**Brief**
Look through the data that follows and copy each line with the string "heading".

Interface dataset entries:
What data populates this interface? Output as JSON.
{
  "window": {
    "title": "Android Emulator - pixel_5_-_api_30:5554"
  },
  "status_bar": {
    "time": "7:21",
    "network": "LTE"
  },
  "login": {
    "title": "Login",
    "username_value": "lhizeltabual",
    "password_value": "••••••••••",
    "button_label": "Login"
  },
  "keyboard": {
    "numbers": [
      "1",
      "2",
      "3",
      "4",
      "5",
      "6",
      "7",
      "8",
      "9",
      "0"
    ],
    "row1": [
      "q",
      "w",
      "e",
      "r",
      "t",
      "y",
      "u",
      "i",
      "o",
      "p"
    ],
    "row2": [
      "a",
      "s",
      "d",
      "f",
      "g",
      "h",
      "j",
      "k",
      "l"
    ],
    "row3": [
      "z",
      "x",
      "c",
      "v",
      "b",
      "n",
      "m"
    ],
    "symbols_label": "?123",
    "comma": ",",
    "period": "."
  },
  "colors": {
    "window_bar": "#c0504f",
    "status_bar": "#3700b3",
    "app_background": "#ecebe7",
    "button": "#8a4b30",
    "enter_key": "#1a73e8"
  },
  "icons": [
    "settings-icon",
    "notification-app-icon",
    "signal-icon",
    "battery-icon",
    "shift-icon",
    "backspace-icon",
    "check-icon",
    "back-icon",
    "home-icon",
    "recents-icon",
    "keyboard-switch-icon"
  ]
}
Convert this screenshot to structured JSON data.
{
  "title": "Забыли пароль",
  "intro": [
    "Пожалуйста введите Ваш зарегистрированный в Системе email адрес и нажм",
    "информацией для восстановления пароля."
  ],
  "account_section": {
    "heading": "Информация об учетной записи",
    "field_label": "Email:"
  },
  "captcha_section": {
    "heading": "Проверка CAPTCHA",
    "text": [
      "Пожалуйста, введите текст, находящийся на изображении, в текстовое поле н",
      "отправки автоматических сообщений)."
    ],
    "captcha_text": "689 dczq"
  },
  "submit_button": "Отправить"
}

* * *

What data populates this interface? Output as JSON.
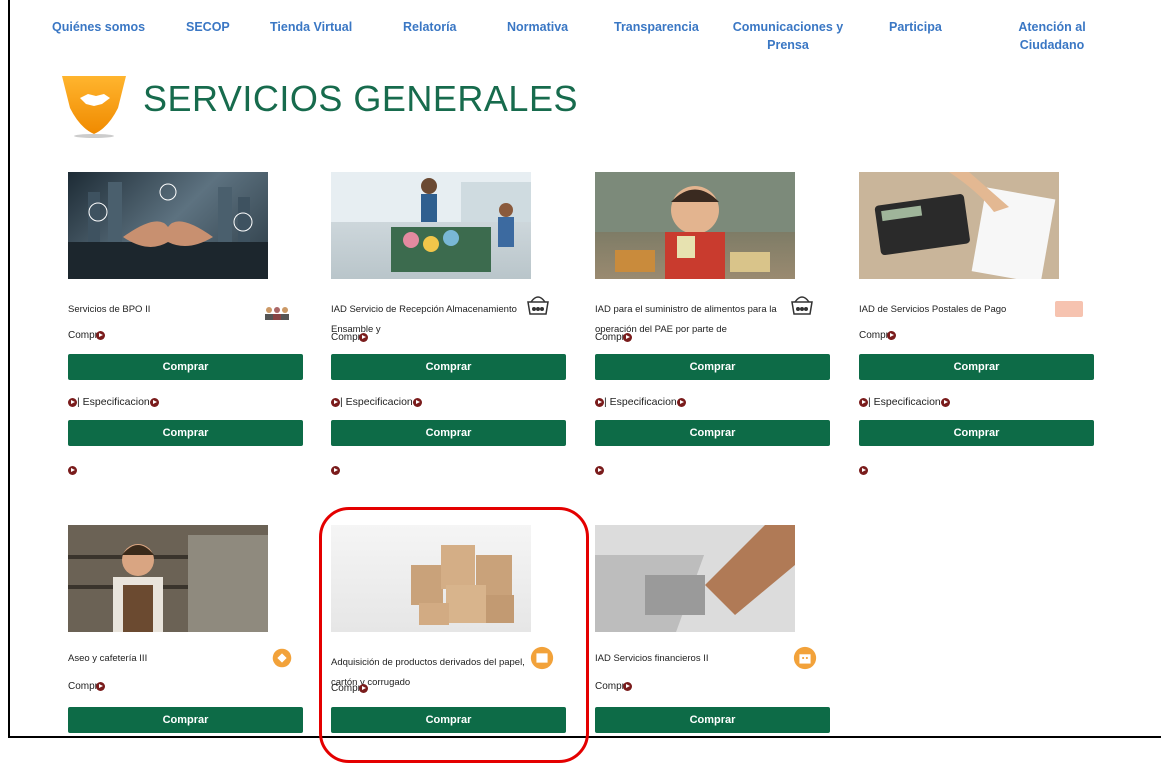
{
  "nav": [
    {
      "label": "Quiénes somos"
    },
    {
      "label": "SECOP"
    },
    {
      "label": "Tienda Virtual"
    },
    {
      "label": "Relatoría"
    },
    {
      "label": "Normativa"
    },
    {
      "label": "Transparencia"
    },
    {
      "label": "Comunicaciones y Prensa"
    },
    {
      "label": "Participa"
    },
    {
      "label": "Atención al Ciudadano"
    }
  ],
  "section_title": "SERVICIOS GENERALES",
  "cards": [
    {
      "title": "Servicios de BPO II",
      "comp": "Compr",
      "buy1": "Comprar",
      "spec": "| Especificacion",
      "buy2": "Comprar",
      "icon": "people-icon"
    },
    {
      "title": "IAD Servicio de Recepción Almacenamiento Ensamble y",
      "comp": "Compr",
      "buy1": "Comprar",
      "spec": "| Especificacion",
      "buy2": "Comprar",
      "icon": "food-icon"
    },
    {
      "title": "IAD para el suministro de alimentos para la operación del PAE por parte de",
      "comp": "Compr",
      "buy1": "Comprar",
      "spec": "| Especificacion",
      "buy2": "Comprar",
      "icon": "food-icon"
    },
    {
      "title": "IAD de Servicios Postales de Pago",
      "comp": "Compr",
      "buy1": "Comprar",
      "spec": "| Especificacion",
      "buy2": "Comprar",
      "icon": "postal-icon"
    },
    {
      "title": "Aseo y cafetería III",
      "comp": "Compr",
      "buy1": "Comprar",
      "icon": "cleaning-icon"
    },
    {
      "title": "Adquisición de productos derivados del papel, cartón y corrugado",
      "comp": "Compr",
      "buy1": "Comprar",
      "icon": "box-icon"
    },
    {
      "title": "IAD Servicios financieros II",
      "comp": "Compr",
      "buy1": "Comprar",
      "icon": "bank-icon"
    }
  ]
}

**Solution**
    "heading": "Информация об учетной записи",
    "heading": "Проверка CAPTCHA",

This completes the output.